(Beginning of GIVEN ENTRIES)

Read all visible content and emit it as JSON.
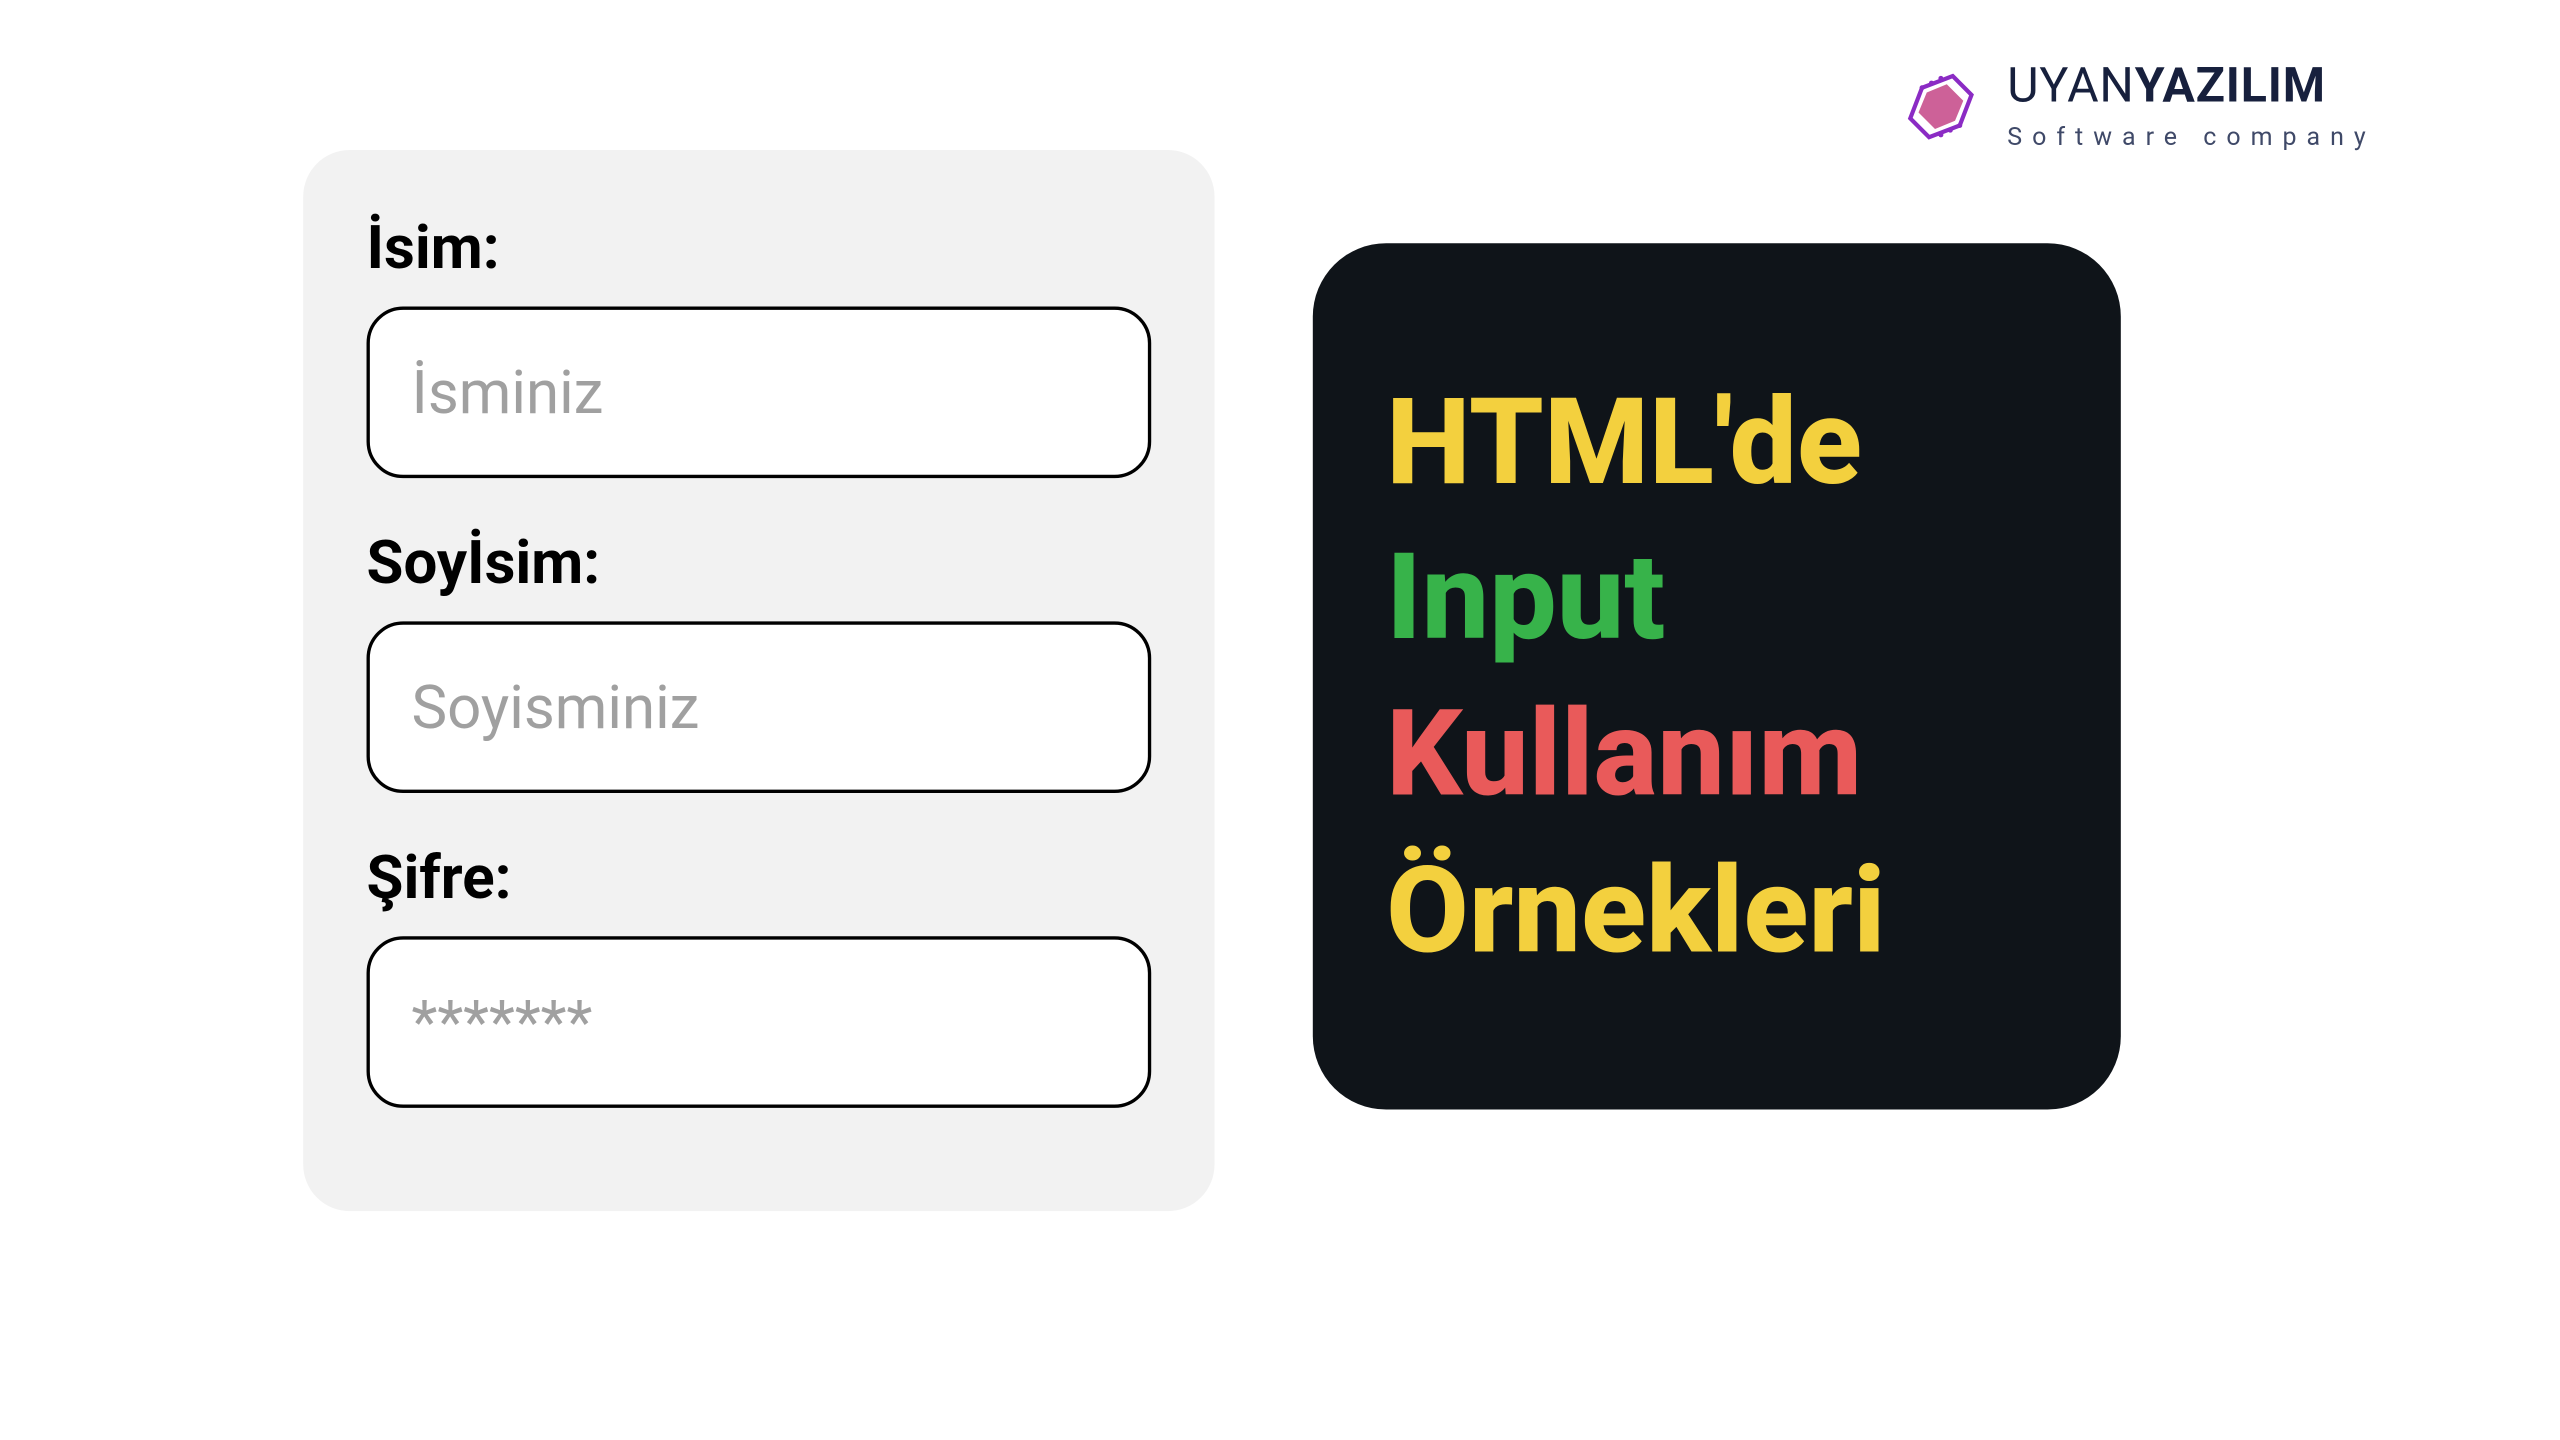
{
  "logo": {
    "brand_light": "UYAN",
    "brand_bold": "YAZILIM",
    "tagline": "Software company"
  },
  "form": {
    "name": {
      "label": "İsim:",
      "placeholder": "İsminiz",
      "value": ""
    },
    "surname": {
      "label": "Soyİsim:",
      "placeholder": "Soyisminiz",
      "value": ""
    },
    "password": {
      "label": "Şifre:",
      "placeholder": "*******",
      "value": ""
    }
  },
  "title": {
    "line1": "HTML'de",
    "line2": "Input",
    "line3": "Kullanım",
    "line4": "Örnekleri"
  }
}
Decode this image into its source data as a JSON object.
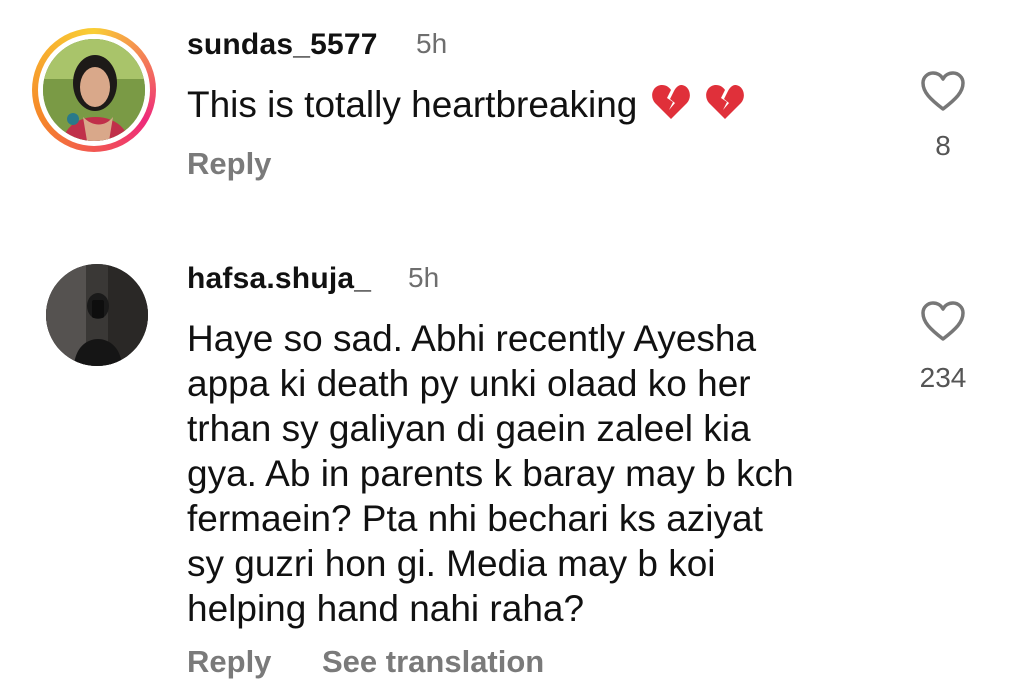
{
  "comments": [
    {
      "username": "sundas_5577",
      "time": "5h",
      "text": "This is totally heartbreaking",
      "emojis": [
        "broken-heart-icon",
        "broken-heart-icon"
      ],
      "reply_label": "Reply",
      "likes": "8"
    },
    {
      "username": "hafsa.shuja_",
      "time": "5h",
      "text": "Haye so sad. Abhi recently Ayesha\nappa ki death py unki olaad ko her\ntrhan sy galiyan di gaein zaleel kia\ngya. Ab in parents k baray may b kch\nfermaein? Pta nhi bechari ks aziyat\nsy guzri hon gi. Media may b koi\nhelping hand nahi raha?",
      "reply_label": "Reply",
      "translate_label": "See translation",
      "likes": "234"
    }
  ],
  "colors": {
    "text": "#111111",
    "muted": "#7a7a7a",
    "broken_heart": "#e0303a",
    "story_ring": [
      "#f9ce34",
      "#ee2a7b",
      "#f58529"
    ]
  }
}
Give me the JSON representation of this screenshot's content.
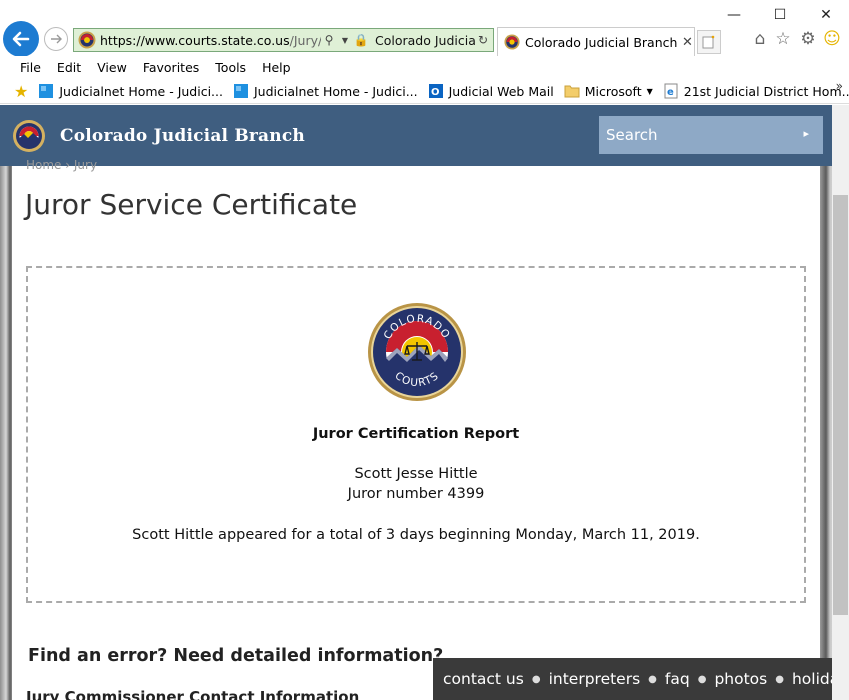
{
  "browser": {
    "url_domain": "https://www.courts.state.co.us",
    "url_rest": "/Jury/certif",
    "site_label": "Colorado Judicia...",
    "tab_title": "Colorado Judicial Branch - J...",
    "menu": [
      "File",
      "Edit",
      "View",
      "Favorites",
      "Tools",
      "Help"
    ],
    "favorites": [
      {
        "label": "Judicialnet Home - Judici...",
        "icon": "windows-tile-icon"
      },
      {
        "label": "Judicialnet Home - Judici...",
        "icon": "windows-tile-icon"
      },
      {
        "label": "Judicial Web Mail",
        "icon": "outlook-icon"
      },
      {
        "label": "Microsoft",
        "icon": "folder-icon"
      },
      {
        "label": "21st Judicial District Hom...",
        "icon": "ie-page-icon"
      }
    ],
    "accent_color": "#1d7bd1",
    "address_bg": "#dff0d6"
  },
  "site": {
    "title": "Colorado Judicial Branch",
    "search_placeholder": "Search",
    "breadcrumb": "Home  ›  Jury",
    "header_color": "#3f5e80"
  },
  "page": {
    "title": "Juror Service Certificate",
    "seal": {
      "top_text": "COLORADO",
      "bottom_text": "COURTS"
    },
    "cert_heading": "Juror Certification Report",
    "juror_name": "Scott Jesse Hittle",
    "juror_number": "Juror number 4399",
    "service_text": "Scott Hittle appeared for a total of 3 days beginning Monday, March 11, 2019.",
    "find_error": "Find an error? Need detailed information?",
    "contact_heading": "Jury Commissioner Contact Information"
  },
  "footer_links": [
    "contact us",
    "interpreters",
    "faq",
    "photos",
    "holidays"
  ]
}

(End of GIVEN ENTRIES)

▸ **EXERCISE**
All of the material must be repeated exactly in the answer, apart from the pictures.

▸ **SOLUTION TO THIS TASK**
Read all visible content and emit it as JSON.
{
  "logo": {
    "brand_light": "UYAN",
    "brand_bold": "YAZILIM",
    "tagline": "Software company"
  },
  "form": {
    "name": {
      "label": "İsim:",
      "placeholder": "İsminiz",
      "value": ""
    },
    "surname": {
      "label": "Soyİsim:",
      "placeholder": "Soyisminiz",
      "value": ""
    },
    "password": {
      "label": "Şifre:",
      "placeholder": "*******",
      "value": ""
    }
  },
  "title": {
    "line1": "HTML'de",
    "line2": "Input",
    "line3": "Kullanım",
    "line4": "Örnekleri"
  }
}
Decode this image into its source data as a JSON object.
{
  "comments": [
    {
      "username": "sundas_5577",
      "time": "5h",
      "text": "This is totally heartbreaking",
      "emojis": [
        "broken-heart-icon",
        "broken-heart-icon"
      ],
      "reply_label": "Reply",
      "likes": "8"
    },
    {
      "username": "hafsa.shuja_",
      "time": "5h",
      "text": "Haye so sad. Abhi recently Ayesha\nappa ki death py unki olaad ko her\ntrhan sy galiyan di gaein zaleel kia\ngya. Ab in parents k baray may b kch\nfermaein? Pta nhi bechari ks aziyat\nsy guzri hon gi. Media may b koi\nhelping hand nahi raha?",
      "reply_label": "Reply",
      "translate_label": "See translation",
      "likes": "234"
    }
  ],
  "colors": {
    "text": "#111111",
    "muted": "#7a7a7a",
    "broken_heart": "#e0303a",
    "story_ring": [
      "#f9ce34",
      "#ee2a7b",
      "#f58529"
    ]
  }
}
Give me the JSON representation of this screenshot's content.
{
  "browser": {
    "url_domain": "https://www.courts.state.co.us",
    "url_rest": "/Jury/certif",
    "site_label": "Colorado Judicia...",
    "tab_title": "Colorado Judicial Branch - J...",
    "menu": [
      "File",
      "Edit",
      "View",
      "Favorites",
      "Tools",
      "Help"
    ],
    "favorites": [
      {
        "label": "Judicialnet Home - Judici...",
        "icon": "windows-tile-icon"
      },
      {
        "label": "Judicialnet Home - Judici...",
        "icon": "windows-tile-icon"
      },
      {
        "label": "Judicial Web Mail",
        "icon": "outlook-icon"
      },
      {
        "label": "Microsoft",
        "icon": "folder-icon"
      },
      {
        "label": "21st Judicial District Hom...",
        "icon": "ie-page-icon"
      }
    ],
    "accent_color": "#1d7bd1",
    "address_bg": "#dff0d6"
  },
  "site": {
    "title": "Colorado Judicial Branch",
    "search_placeholder": "Search",
    "breadcrumb": "Home  ›  Jury",
    "header_color": "#3f5e80"
  },
  "page": {
    "title": "Juror Service Certificate",
    "seal": {
      "top_text": "COLORADO",
      "bottom_text": "COURTS"
    },
    "cert_heading": "Juror Certification Report",
    "juror_name": "Scott Jesse Hittle",
    "juror_number": "Juror number 4399",
    "service_text": "Scott Hittle appeared for a total of 3 days beginning Monday, March 11, 2019.",
    "find_error": "Find an error? Need detailed information?",
    "contact_heading": "Jury Commissioner Contact Information"
  },
  "footer_links": [
    "contact us",
    "interpreters",
    "faq",
    "photos",
    "holidays"
  ]
}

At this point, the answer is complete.